**Recorded data**

BEGIN

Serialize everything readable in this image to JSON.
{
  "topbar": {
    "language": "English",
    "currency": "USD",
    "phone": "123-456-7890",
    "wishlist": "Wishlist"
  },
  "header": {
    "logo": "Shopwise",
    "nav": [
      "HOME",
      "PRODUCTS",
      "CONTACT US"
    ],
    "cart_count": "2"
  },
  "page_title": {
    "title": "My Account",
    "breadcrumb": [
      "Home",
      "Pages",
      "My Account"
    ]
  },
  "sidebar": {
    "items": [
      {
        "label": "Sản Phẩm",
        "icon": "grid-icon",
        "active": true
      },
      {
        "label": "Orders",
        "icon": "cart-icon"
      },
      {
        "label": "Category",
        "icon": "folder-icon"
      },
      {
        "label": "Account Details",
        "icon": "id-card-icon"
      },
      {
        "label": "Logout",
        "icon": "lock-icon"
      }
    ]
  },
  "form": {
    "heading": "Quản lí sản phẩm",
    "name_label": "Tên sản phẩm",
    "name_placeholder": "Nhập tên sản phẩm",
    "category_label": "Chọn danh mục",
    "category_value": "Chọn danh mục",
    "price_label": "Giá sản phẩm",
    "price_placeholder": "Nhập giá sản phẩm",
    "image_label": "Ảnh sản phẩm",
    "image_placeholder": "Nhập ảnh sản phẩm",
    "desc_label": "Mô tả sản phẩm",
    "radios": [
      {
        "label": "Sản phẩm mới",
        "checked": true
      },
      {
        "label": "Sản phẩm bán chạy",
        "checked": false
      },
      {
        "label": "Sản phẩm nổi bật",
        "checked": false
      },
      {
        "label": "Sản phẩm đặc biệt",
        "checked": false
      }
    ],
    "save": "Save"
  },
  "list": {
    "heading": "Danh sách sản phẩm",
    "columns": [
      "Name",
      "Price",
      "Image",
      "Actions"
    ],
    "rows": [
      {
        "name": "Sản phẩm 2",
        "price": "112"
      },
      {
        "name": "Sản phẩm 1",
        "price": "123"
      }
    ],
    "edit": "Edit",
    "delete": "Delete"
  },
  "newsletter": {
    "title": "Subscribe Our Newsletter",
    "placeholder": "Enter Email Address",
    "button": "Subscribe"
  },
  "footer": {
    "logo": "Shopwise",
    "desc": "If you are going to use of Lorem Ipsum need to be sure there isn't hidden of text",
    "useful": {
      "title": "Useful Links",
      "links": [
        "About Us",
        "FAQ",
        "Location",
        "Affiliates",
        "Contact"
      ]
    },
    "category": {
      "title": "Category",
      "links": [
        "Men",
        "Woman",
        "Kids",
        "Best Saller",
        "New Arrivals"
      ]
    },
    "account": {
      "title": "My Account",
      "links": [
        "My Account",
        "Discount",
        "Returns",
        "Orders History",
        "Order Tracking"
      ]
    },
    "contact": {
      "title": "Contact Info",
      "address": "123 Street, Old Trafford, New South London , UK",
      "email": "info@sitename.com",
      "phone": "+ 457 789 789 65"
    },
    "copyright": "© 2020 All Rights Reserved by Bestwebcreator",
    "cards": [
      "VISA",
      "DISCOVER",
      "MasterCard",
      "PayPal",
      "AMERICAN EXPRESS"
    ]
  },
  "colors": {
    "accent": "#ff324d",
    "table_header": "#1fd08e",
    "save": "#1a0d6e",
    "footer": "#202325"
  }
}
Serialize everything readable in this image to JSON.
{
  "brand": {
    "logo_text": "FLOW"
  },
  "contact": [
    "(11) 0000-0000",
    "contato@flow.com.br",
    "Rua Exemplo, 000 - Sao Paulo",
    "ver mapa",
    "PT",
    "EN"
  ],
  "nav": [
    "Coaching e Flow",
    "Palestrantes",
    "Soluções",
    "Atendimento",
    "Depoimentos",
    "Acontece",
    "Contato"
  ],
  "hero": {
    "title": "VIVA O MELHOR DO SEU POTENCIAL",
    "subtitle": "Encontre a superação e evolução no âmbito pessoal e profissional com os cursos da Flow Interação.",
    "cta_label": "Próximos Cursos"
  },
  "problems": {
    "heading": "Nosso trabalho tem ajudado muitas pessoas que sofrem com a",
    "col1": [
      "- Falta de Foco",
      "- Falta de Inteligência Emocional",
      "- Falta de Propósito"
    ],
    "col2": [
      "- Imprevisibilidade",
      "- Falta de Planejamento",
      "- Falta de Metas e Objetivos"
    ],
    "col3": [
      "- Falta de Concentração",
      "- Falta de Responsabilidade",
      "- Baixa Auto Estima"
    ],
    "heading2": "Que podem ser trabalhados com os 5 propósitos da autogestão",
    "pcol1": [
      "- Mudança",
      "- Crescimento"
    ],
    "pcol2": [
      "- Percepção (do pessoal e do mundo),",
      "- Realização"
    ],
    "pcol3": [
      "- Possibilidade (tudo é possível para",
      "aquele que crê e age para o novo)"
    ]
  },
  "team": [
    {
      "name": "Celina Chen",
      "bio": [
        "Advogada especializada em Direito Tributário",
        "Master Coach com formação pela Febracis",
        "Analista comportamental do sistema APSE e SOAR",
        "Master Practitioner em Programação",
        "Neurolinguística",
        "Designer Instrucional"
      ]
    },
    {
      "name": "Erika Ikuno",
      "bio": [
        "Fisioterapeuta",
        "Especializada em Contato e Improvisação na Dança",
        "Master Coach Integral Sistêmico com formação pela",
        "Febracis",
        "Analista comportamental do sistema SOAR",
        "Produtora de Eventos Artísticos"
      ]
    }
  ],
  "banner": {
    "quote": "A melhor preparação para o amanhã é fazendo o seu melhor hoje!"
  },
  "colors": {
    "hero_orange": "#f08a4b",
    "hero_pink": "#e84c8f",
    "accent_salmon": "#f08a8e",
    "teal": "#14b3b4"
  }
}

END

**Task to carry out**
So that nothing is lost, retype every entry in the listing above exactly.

**Your response**
Serialize everything readable in this image to JSON.
{
  "topbar": {
    "language": "English",
    "currency": "USD",
    "phone": "123-456-7890",
    "wishlist": "Wishlist"
  },
  "header": {
    "logo": "Shopwise",
    "nav": [
      "HOME",
      "PRODUCTS",
      "CONTACT US"
    ],
    "cart_count": "2"
  },
  "page_title": {
    "title": "My Account",
    "breadcrumb": [
      "Home",
      "Pages",
      "My Account"
    ]
  },
  "sidebar": {
    "items": [
      {
        "label": "Sản Phẩm",
        "icon": "grid-icon",
        "active": true
      },
      {
        "label": "Orders",
        "icon": "cart-icon"
      },
      {
        "label": "Category",
        "icon": "folder-icon"
      },
      {
        "label": "Account Details",
        "icon": "id-card-icon"
      },
      {
        "label": "Logout",
        "icon": "lock-icon"
      }
    ]
  },
  "form": {
    "heading": "Quản lí sản phẩm",
    "name_label": "Tên sản phẩm",
    "name_placeholder": "Nhập tên sản phẩm",
    "category_label": "Chọn danh mục",
    "category_value": "Chọn danh mục",
    "price_label": "Giá sản phẩm",
    "price_placeholder": "Nhập giá sản phẩm",
    "image_label": "Ảnh sản phẩm",
    "image_placeholder": "Nhập ảnh sản phẩm",
    "desc_label": "Mô tả sản phẩm",
    "radios": [
      {
        "label": "Sản phẩm mới",
        "checked": true
      },
      {
        "label": "Sản phẩm bán chạy",
        "checked": false
      },
      {
        "label": "Sản phẩm nổi bật",
        "checked": false
      },
      {
        "label": "Sản phẩm đặc biệt",
        "checked": false
      }
    ],
    "save": "Save"
  },
  "list": {
    "heading": "Danh sách sản phẩm",
    "columns": [
      "Name",
      "Price",
      "Image",
      "Actions"
    ],
    "rows": [
      {
        "name": "Sản phẩm 2",
        "price": "112"
      },
      {
        "name": "Sản phẩm 1",
        "price": "123"
      }
    ],
    "edit": "Edit",
    "delete": "Delete"
  },
  "newsletter": {
    "title": "Subscribe Our Newsletter",
    "placeholder": "Enter Email Address",
    "button": "Subscribe"
  },
  "footer": {
    "logo": "Shopwise",
    "desc": "If you are going to use of Lorem Ipsum need to be sure there isn't hidden of text",
    "useful": {
      "title": "Useful Links",
      "links": [
        "About Us",
        "FAQ",
        "Location",
        "Affiliates",
        "Contact"
      ]
    },
    "category": {
      "title": "Category",
      "links": [
        "Men",
        "Woman",
        "Kids",
        "Best Saller",
        "New Arrivals"
      ]
    },
    "account": {
      "title": "My Account",
      "links": [
        "My Account",
        "Discount",
        "Returns",
        "Orders History",
        "Order Tracking"
      ]
    },
    "contact": {
      "title": "Contact Info",
      "address": "123 Street, Old Trafford, New South London , UK",
      "email": "info@sitename.com",
      "phone": "+ 457 789 789 65"
    },
    "copyright": "© 2020 All Rights Reserved by Bestwebcreator",
    "cards": [
      "VISA",
      "DISCOVER",
      "MasterCard",
      "PayPal",
      "AMERICAN EXPRESS"
    ]
  },
  "colors": {
    "accent": "#ff324d",
    "table_header": "#1fd08e",
    "save": "#1a0d6e",
    "footer": "#202325"
  }
}
Serialize everything readable in this image to JSON.
{
  "brand": {
    "logo_text": "FLOW"
  },
  "contact": [
    "(11) 0000-0000",
    "contato@flow.com.br",
    "Rua Exemplo, 000 - Sao Paulo",
    "ver mapa",
    "PT",
    "EN"
  ],
  "nav": [
    "Coaching e Flow",
    "Palestrantes",
    "Soluções",
    "Atendimento",
    "Depoimentos",
    "Acontece",
    "Contato"
  ],
  "hero": {
    "title": "VIVA O MELHOR DO SEU POTENCIAL",
    "subtitle": "Encontre a superação e evolução no âmbito pessoal e profissional com os cursos da Flow Interação.",
    "cta_label": "Próximos Cursos"
  },
  "problems": {
    "heading": "Nosso trabalho tem ajudado muitas pessoas que sofrem com a",
    "col1": [
      "- Falta de Foco",
      "- Falta de Inteligência Emocional",
      "- Falta de Propósito"
    ],
    "col2": [
      "- Imprevisibilidade",
      "- Falta de Planejamento",
      "- Falta de Metas e Objetivos"
    ],
    "col3": [
      "- Falta de Concentração",
      "- Falta de Responsabilidade",
      "- Baixa Auto Estima"
    ],
    "heading2": "Que podem ser trabalhados com os 5 propósitos da autogestão",
    "pcol1": [
      "- Mudança",
      "- Crescimento"
    ],
    "pcol2": [
      "- Percepção (do pessoal e do mundo),",
      "- Realização"
    ],
    "pcol3": [
      "- Possibilidade (tudo é possível para",
      "aquele que crê e age para o novo)"
    ]
  },
  "team": [
    {
      "name": "Celina Chen",
      "bio": [
        "Advogada especializada em Direito Tributário",
        "Master Coach com formação pela Febracis",
        "Analista comportamental do sistema APSE e SOAR",
        "Master Practitioner em Programação",
        "Neurolinguística",
        "Designer Instrucional"
      ]
    },
    {
      "name": "Erika Ikuno",
      "bio": [
        "Fisioterapeuta",
        "Especializada em Contato e Improvisação na Dança",
        "Master Coach Integral Sistêmico com formação pela",
        "Febracis",
        "Analista comportamental do sistema SOAR",
        "Produtora de Eventos Artísticos"
      ]
    }
  ],
  "banner": {
    "quote": "A melhor preparação para o amanhã é fazendo o seu melhor hoje!"
  },
  "colors": {
    "hero_orange": "#f08a4b",
    "hero_pink": "#e84c8f",
    "accent_salmon": "#f08a8e",
    "teal": "#14b3b4"
  }
}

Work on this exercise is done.